The sound quality of the received audio is nice and clear. There is no background hiss or
crackling within the very functional operational range of this unit.
My wife and I have used these radios from a home-to-car, and home-to-store type situation. In
both cases there was a perfect signal. We can use these radios to communicate from our house
to the grocery store and video store which are about 1/3 a mile away. Bear in mind
that these are concrete-and-steel stores... the radios work without a hitch.
I have NOT done a maximum range test. In my mind I do not need to. I have used these radios
in rather harsh operating conditions and they have performed perfectly.
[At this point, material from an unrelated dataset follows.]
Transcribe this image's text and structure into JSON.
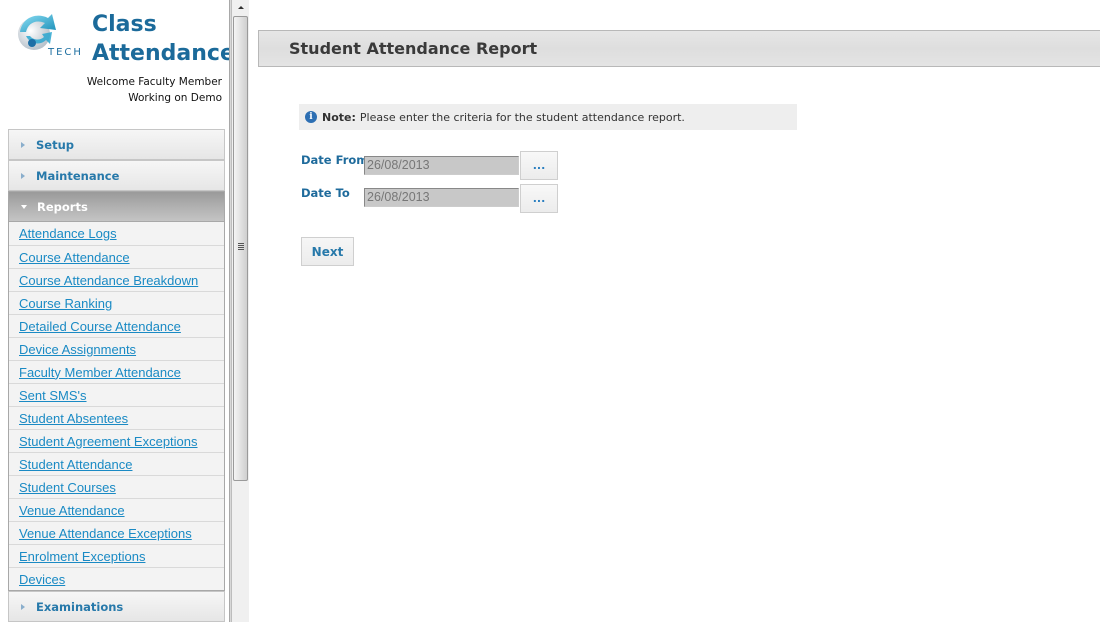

I believe they will
easily meet or exceed any FRS expectations.
These radios are advertised as having a 500 mW power output. Many manufacturers rate this as input
power, before antenna loss, not actual transmitted power from the antenna. This radio's FCC data shows
an Effective Radiated power above 475 mW, which means you ARE getting this power sent over the air with
a very efficient transmitter. FCC data sheets confirm these thoughts with a very stable signal report.
Receive sensitivity is right with the best of them. These radios had a better receive
sensitivity than my $100 a unit Kenwood units. They were right on par with my most sensitive
receiving units. You pair a hot receiver with an efficient transmitter and you get PERFORMANCE!
Appearance and control layout: A
Ease in operation: A
Battery lifetime: A
Operating range: A
Signal quality: A
I considered the experience with these radios to be a joy. I was provided with a set of
battery packs and a dual well desk charger. These radios can be charged and ready to go
in a moment's notice. I am very proud to have a batch of these radios to add to my FRS
radio collection. I am sure they will provide me with many years of good trouble free use.
These radios have the features of units costing twice as much. They also perform in many cases
better than the most expensive units.
Additionally, When using the desk charger, sufficient current is provided to both charge the radios and
provide operating power.... This could provide a "base station" like system.